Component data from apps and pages
* * * * *

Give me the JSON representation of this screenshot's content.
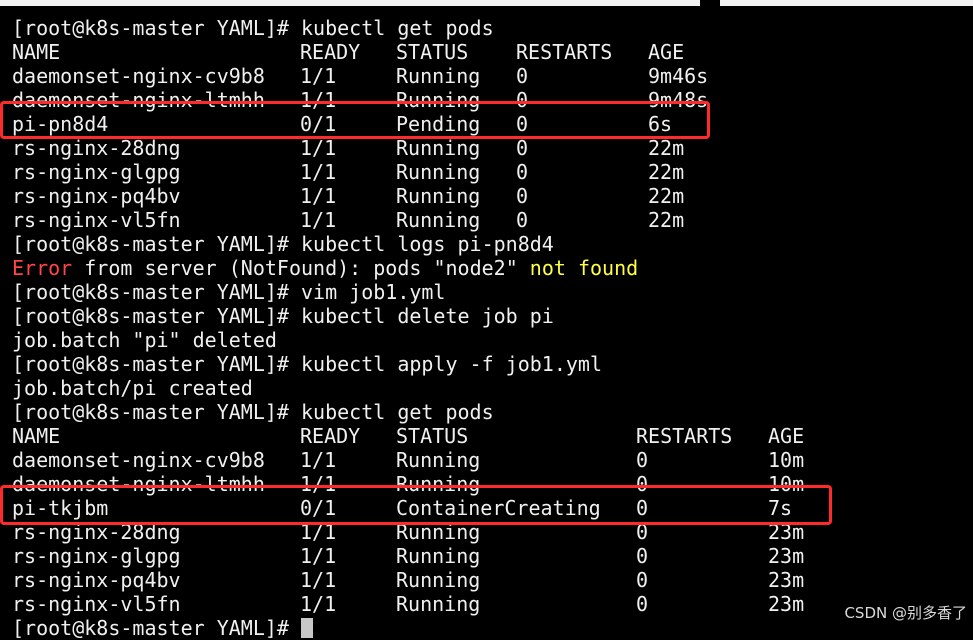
{
  "prompt": "[root@k8s-master YAML]# ",
  "block1": {
    "command": "kubectl get pods",
    "headers": [
      "NAME",
      "READY",
      "STATUS",
      "RESTARTS",
      "AGE"
    ],
    "rows": [
      [
        "daemonset-nginx-cv9b8",
        "1/1",
        "Running",
        "0",
        "9m46s"
      ],
      [
        "daemonset-nginx-ltmhh",
        "1/1",
        "Running",
        "0",
        "9m48s"
      ],
      [
        "pi-pn8d4",
        "0/1",
        "Pending",
        "0",
        "6s"
      ],
      [
        "rs-nginx-28dng",
        "1/1",
        "Running",
        "0",
        "22m"
      ],
      [
        "rs-nginx-glgpg",
        "1/1",
        "Running",
        "0",
        "22m"
      ],
      [
        "rs-nginx-pq4bv",
        "1/1",
        "Running",
        "0",
        "22m"
      ],
      [
        "rs-nginx-vl5fn",
        "1/1",
        "Running",
        "0",
        "22m"
      ]
    ]
  },
  "cmd_logs": "kubectl logs pi-pn8d4",
  "error": {
    "word": "Error",
    "middle": " from server (NotFound): pods \"node2\" ",
    "tail": "not found"
  },
  "cmd_vim": "vim job1.yml",
  "cmd_delete": "kubectl delete job pi",
  "out_delete": "job.batch \"pi\" deleted",
  "cmd_apply": "kubectl apply -f job1.yml",
  "out_apply": "job.batch/pi created",
  "block2": {
    "command": "kubectl get pods",
    "headers": [
      "NAME",
      "READY",
      "STATUS",
      "RESTARTS",
      "AGE"
    ],
    "rows": [
      [
        "daemonset-nginx-cv9b8",
        "1/1",
        "Running",
        "0",
        "10m"
      ],
      [
        "daemonset-nginx-ltmhh",
        "1/1",
        "Running",
        "0",
        "10m"
      ],
      [
        "pi-tkjbm",
        "0/1",
        "ContainerCreating",
        "0",
        "7s"
      ],
      [
        "rs-nginx-28dng",
        "1/1",
        "Running",
        "0",
        "23m"
      ],
      [
        "rs-nginx-glgpg",
        "1/1",
        "Running",
        "0",
        "23m"
      ],
      [
        "rs-nginx-pq4bv",
        "1/1",
        "Running",
        "0",
        "23m"
      ],
      [
        "rs-nginx-vl5fn",
        "1/1",
        "Running",
        "0",
        "23m"
      ]
    ]
  },
  "watermark": "CSDN @别多香了",
  "colors": {
    "background": "#000000",
    "text": "#f0f0f0",
    "error_red": "#ff4545",
    "error_yellow": "#ffff44",
    "highlight_box": "#ff2b2b"
  }
}
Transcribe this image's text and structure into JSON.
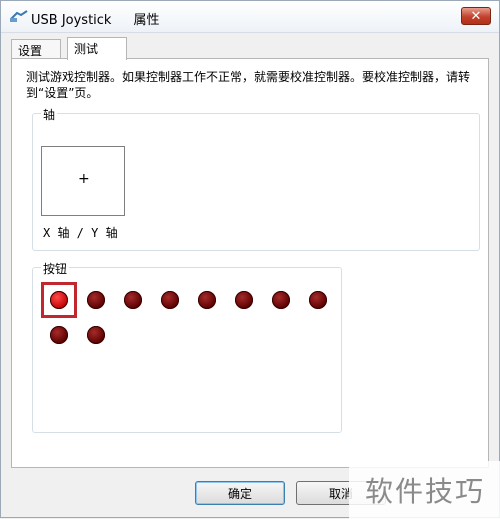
{
  "window": {
    "app_name": "USB Joystick",
    "title_suffix": "属性",
    "close_glyph": "✕"
  },
  "tabs": [
    {
      "label": "设置",
      "active": false
    },
    {
      "label": "测试",
      "active": true
    }
  ],
  "test_tab": {
    "description": "测试游戏控制器。如果控制器工作不正常，就需要校准控制器。要校准控制器，请转到“设置”页。",
    "axis_group": {
      "label": "轴",
      "crosshair_glyph": "+",
      "axis_label": "X 轴 / Y 轴"
    },
    "buttons_group": {
      "label": "按钮",
      "button_count": 10,
      "pressed_buttons": [
        1
      ]
    }
  },
  "footer": {
    "ok_label": "确定",
    "cancel_label": "取消"
  },
  "watermark": {
    "text": "软件技巧"
  },
  "colors": {
    "button_idle": "#5a0000",
    "button_pressed": "#e01010",
    "highlight": "#c0282d"
  }
}
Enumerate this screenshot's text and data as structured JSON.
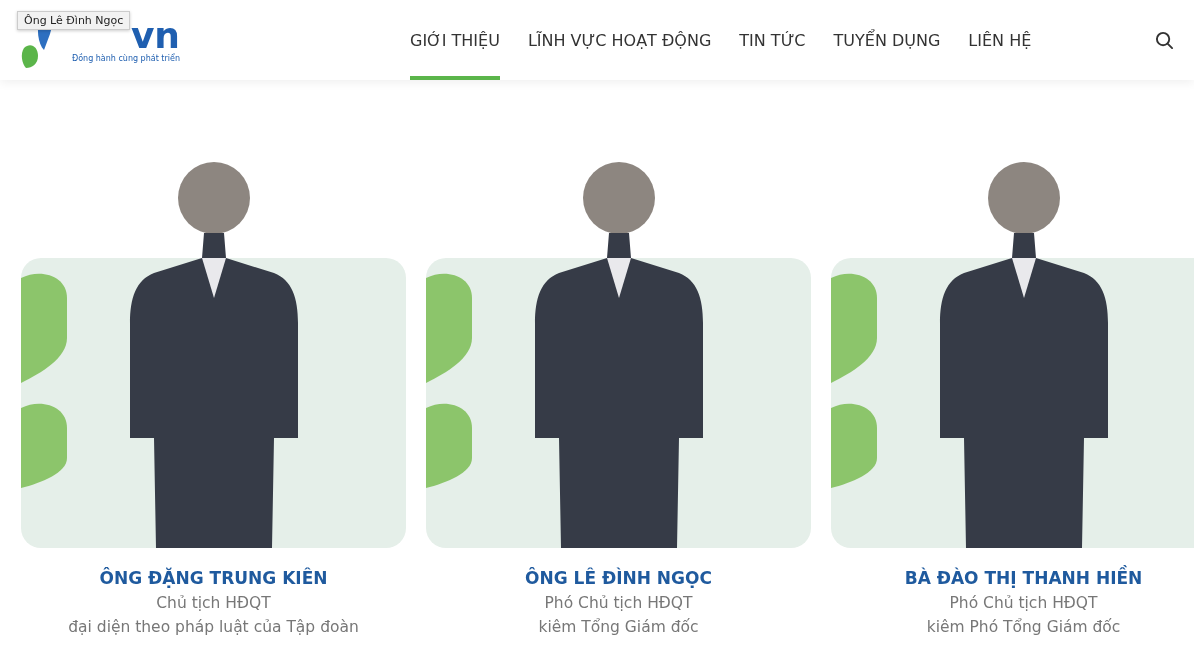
{
  "header": {
    "logo": {
      "wordmark": "vn",
      "tagline": "Đồng hành cùng phát triển"
    },
    "tooltip": "Ông Lê Đình Ngọc",
    "nav": [
      {
        "label": "GIỚI THIỆU",
        "selected": true
      },
      {
        "label": "LĨNH VỰC HOẠT ĐỘNG",
        "selected": false
      },
      {
        "label": "TIN TỨC",
        "selected": false
      },
      {
        "label": "TUYỂN DỤNG",
        "selected": false
      },
      {
        "label": "LIÊN HỆ",
        "selected": false
      }
    ]
  },
  "people": [
    {
      "name": "ÔNG ĐẶNG TRUNG KIÊN",
      "roles": [
        "Chủ tịch HĐQT",
        "đại diện theo pháp luật của Tập đoàn"
      ]
    },
    {
      "name": "ÔNG LÊ ĐÌNH NGỌC",
      "roles": [
        "Phó Chủ tịch HĐQT",
        "kiêm Tổng Giám đốc"
      ]
    },
    {
      "name": "BÀ ĐÀO THỊ THANH HIỀN",
      "roles": [
        "Phó Chủ tịch HĐQT",
        "kiêm Phó Tổng Giám đốc"
      ]
    }
  ]
}
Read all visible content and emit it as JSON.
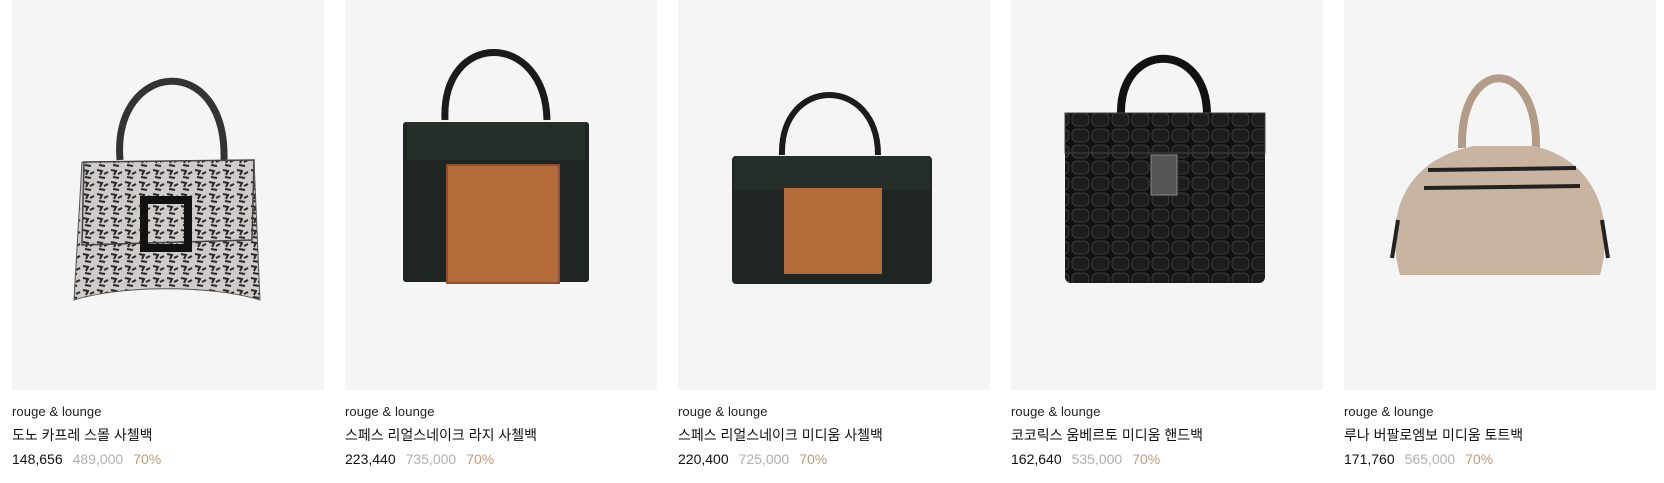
{
  "products": [
    {
      "brand": "rouge & lounge",
      "name": "도노 카프레 스몰 사첼백",
      "price": "148,656",
      "original_price": "489,000",
      "discount": "70%",
      "image_icon": "snakeskin-handbag-image"
    },
    {
      "brand": "rouge & lounge",
      "name": "스페스 리얼스네이크 라지 사첼백",
      "price": "223,440",
      "original_price": "735,000",
      "discount": "70%",
      "image_icon": "black-tan-satchel-large-image"
    },
    {
      "brand": "rouge & lounge",
      "name": "스페스 리얼스네이크 미디움 사첼백",
      "price": "220,400",
      "original_price": "725,000",
      "discount": "70%",
      "image_icon": "black-tan-satchel-medium-image"
    },
    {
      "brand": "rouge & lounge",
      "name": "코코릭스 움베르토 미디움 핸드백",
      "price": "162,640",
      "original_price": "535,000",
      "discount": "70%",
      "image_icon": "black-croc-handbag-image"
    },
    {
      "brand": "rouge & lounge",
      "name": "루나 버팔로엠보 미디움 토트백",
      "price": "171,760",
      "original_price": "565,000",
      "discount": "70%",
      "image_icon": "beige-tote-image"
    }
  ],
  "colors": {
    "price": "#111111",
    "original_price": "#b0b0b0",
    "discount": "#c49a78",
    "thumb_bg": "#f5f5f5"
  }
}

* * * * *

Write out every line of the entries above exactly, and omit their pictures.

Give me the JSON representation of this screenshot's content.
{
  "prompt": "[root@k8s-master YAML]# ",
  "block1": {
    "command": "kubectl get pods",
    "headers": [
      "NAME",
      "READY",
      "STATUS",
      "RESTARTS",
      "AGE"
    ],
    "rows": [
      [
        "daemonset-nginx-cv9b8",
        "1/1",
        "Running",
        "0",
        "9m46s"
      ],
      [
        "daemonset-nginx-ltmhh",
        "1/1",
        "Running",
        "0",
        "9m48s"
      ],
      [
        "pi-pn8d4",
        "0/1",
        "Pending",
        "0",
        "6s"
      ],
      [
        "rs-nginx-28dng",
        "1/1",
        "Running",
        "0",
        "22m"
      ],
      [
        "rs-nginx-glgpg",
        "1/1",
        "Running",
        "0",
        "22m"
      ],
      [
        "rs-nginx-pq4bv",
        "1/1",
        "Running",
        "0",
        "22m"
      ],
      [
        "rs-nginx-vl5fn",
        "1/1",
        "Running",
        "0",
        "22m"
      ]
    ]
  },
  "cmd_logs": "kubectl logs pi-pn8d4",
  "error": {
    "word": "Error",
    "middle": " from server (NotFound): pods \"node2\" ",
    "tail": "not found"
  },
  "cmd_vim": "vim job1.yml",
  "cmd_delete": "kubectl delete job pi",
  "out_delete": "job.batch \"pi\" deleted",
  "cmd_apply": "kubectl apply -f job1.yml",
  "out_apply": "job.batch/pi created",
  "block2": {
    "command": "kubectl get pods",
    "headers": [
      "NAME",
      "READY",
      "STATUS",
      "RESTARTS",
      "AGE"
    ],
    "rows": [
      [
        "daemonset-nginx-cv9b8",
        "1/1",
        "Running",
        "0",
        "10m"
      ],
      [
        "daemonset-nginx-ltmhh",
        "1/1",
        "Running",
        "0",
        "10m"
      ],
      [
        "pi-tkjbm",
        "0/1",
        "ContainerCreating",
        "0",
        "7s"
      ],
      [
        "rs-nginx-28dng",
        "1/1",
        "Running",
        "0",
        "23m"
      ],
      [
        "rs-nginx-glgpg",
        "1/1",
        "Running",
        "0",
        "23m"
      ],
      [
        "rs-nginx-pq4bv",
        "1/1",
        "Running",
        "0",
        "23m"
      ],
      [
        "rs-nginx-vl5fn",
        "1/1",
        "Running",
        "0",
        "23m"
      ]
    ]
  },
  "watermark": "CSDN @别多香了",
  "colors": {
    "background": "#000000",
    "text": "#f0f0f0",
    "error_red": "#ff4545",
    "error_yellow": "#ffff44",
    "highlight_box": "#ff2b2b"
  }
}
Transcribe this image's text and structure into JSON.
{
  "window": {
    "app_name": "USB Joystick",
    "title_suffix": "属性",
    "close_glyph": "✕"
  },
  "tabs": [
    {
      "label": "设置",
      "active": false
    },
    {
      "label": "测试",
      "active": true
    }
  ],
  "test_tab": {
    "description": "测试游戏控制器。如果控制器工作不正常，就需要校准控制器。要校准控制器，请转到“设置”页。",
    "axis_group": {
      "label": "轴",
      "crosshair_glyph": "+",
      "axis_label": "X 轴 / Y 轴"
    },
    "buttons_group": {
      "label": "按钮",
      "button_count": 10,
      "pressed_buttons": [
        1
      ]
    }
  },
  "footer": {
    "ok_label": "确定",
    "cancel_label": "取消"
  },
  "watermark": {
    "text": "软件技巧"
  },
  "colors": {
    "button_idle": "#5a0000",
    "button_pressed": "#e01010",
    "highlight": "#c0282d"
  }
}
Enumerate this screenshot's text and data as structured JSON.
{
  "header": {
    "logo": {
      "wordmark": "vn",
      "tagline": "Đồng hành cùng phát triển"
    },
    "tooltip": "Ông Lê Đình Ngọc",
    "nav": [
      {
        "label": "GIỚI THIỆU",
        "selected": true
      },
      {
        "label": "LĨNH VỰC HOẠT ĐỘNG",
        "selected": false
      },
      {
        "label": "TIN TỨC",
        "selected": false
      },
      {
        "label": "TUYỂN DỤNG",
        "selected": false
      },
      {
        "label": "LIÊN HỆ",
        "selected": false
      }
    ]
  },
  "people": [
    {
      "name": "ÔNG ĐẶNG TRUNG KIÊN",
      "roles": [
        "Chủ tịch HĐQT",
        "đại diện theo pháp luật của Tập đoàn"
      ]
    },
    {
      "name": "ÔNG LÊ ĐÌNH NGỌC",
      "roles": [
        "Phó Chủ tịch HĐQT",
        "kiêm Tổng Giám đốc"
      ]
    },
    {
      "name": "BÀ ĐÀO THỊ THANH HIỀN",
      "roles": [
        "Phó Chủ tịch HĐQT",
        "kiêm Phó Tổng Giám đốc"
      ]
    }
  ]
}
Read all visible content and emit it as JSON.
{
  "products": [
    {
      "brand": "rouge & lounge",
      "name": "도노 카프레 스몰 사첼백",
      "price": "148,656",
      "original_price": "489,000",
      "discount": "70%",
      "image_icon": "snakeskin-handbag-image"
    },
    {
      "brand": "rouge & lounge",
      "name": "스페스 리얼스네이크 라지 사첼백",
      "price": "223,440",
      "original_price": "735,000",
      "discount": "70%",
      "image_icon": "black-tan-satchel-large-image"
    },
    {
      "brand": "rouge & lounge",
      "name": "스페스 리얼스네이크 미디움 사첼백",
      "price": "220,400",
      "original_price": "725,000",
      "discount": "70%",
      "image_icon": "black-tan-satchel-medium-image"
    },
    {
      "brand": "rouge & lounge",
      "name": "코코릭스 움베르토 미디움 핸드백",
      "price": "162,640",
      "original_price": "535,000",
      "discount": "70%",
      "image_icon": "black-croc-handbag-image"
    },
    {
      "brand": "rouge & lounge",
      "name": "루나 버팔로엠보 미디움 토트백",
      "price": "171,760",
      "original_price": "565,000",
      "discount": "70%",
      "image_icon": "beige-tote-image"
    }
  ],
  "colors": {
    "price": "#111111",
    "original_price": "#b0b0b0",
    "discount": "#c49a78",
    "thumb_bg": "#f5f5f5"
  }
}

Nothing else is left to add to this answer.